Chianti for the extroverted and Shiraz for the emotionally stable… What your choice of wine says about you
Vino veritas: Chianti for the extroverts and a shiraz for the emotionally stable… What your choice of wine says about you
When choosing a bottle of wine, many of us may find our decision made by price.
But what’s inside our glasses could reveal more about us than we think, since the type of wine we like to drink could be influenced by our personality.
The Italian researchers found that extroverts tend to prefer more acidic wines, such as champagne or chianti, while agreeable people enjoy a “complex bouquet” with a high alcohol content, such as a Californian cabernet.
Emotionally stable drinkers enjoy full-bodied reds like Shiraz or Cabernet Sauvignon. Meanwhile, those who are open-minded may prefer a tannic drink with a ‘lingering’ taste or smell that lingers long after it’s been swallowed.
Emotionally stable drinkers enjoy full-bodied reds like Shiraz or Cabernet Sauvignon.
Italian researchers found that extroverts tend to prefer more acidic wines, such as champagne or chianti.
The study, from the University of Verona and the University of Macerata, looked at almost 1,200 people between the ages of 18 and 87.
The personality of the participants was assessed using a psychological questionnaire that measured the characteristics of the ‘Big Five’: agreeableness, conscientiousness, extroversion, neuroticism and openness.
They were also asked to specify their favorite wines, answering the question: ‘Which wines do you like best?
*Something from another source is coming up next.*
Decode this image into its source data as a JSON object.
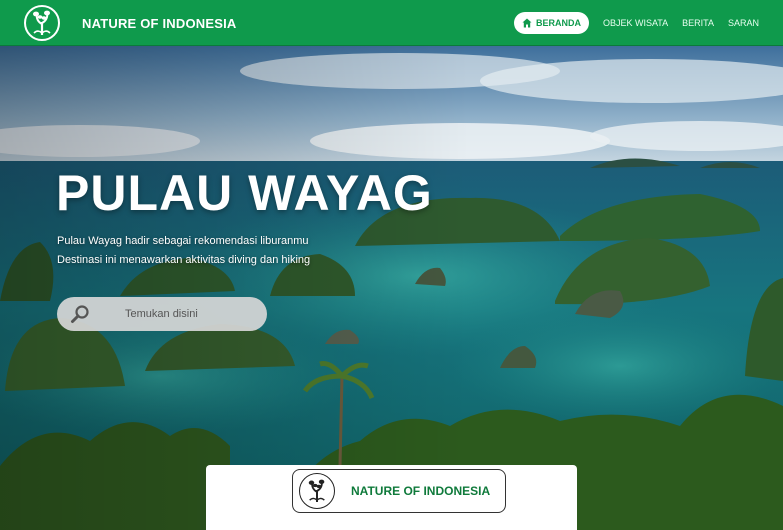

Please list the wines you like and buy.’ Using official reviews of the 258 wines listed by the participants, the researchers (two of whom were sommeliers) created “sensory profiles” of each.
These profiles looked at factors such as acidity, sweetness and minerality, as well as the body and tannin level of each wine.
Although the research team found several links between personality traits and types of wine, people described as highly conscientious did not seem to be drawn to any particular type.
The findings were published in the journal Food Quality and Preference.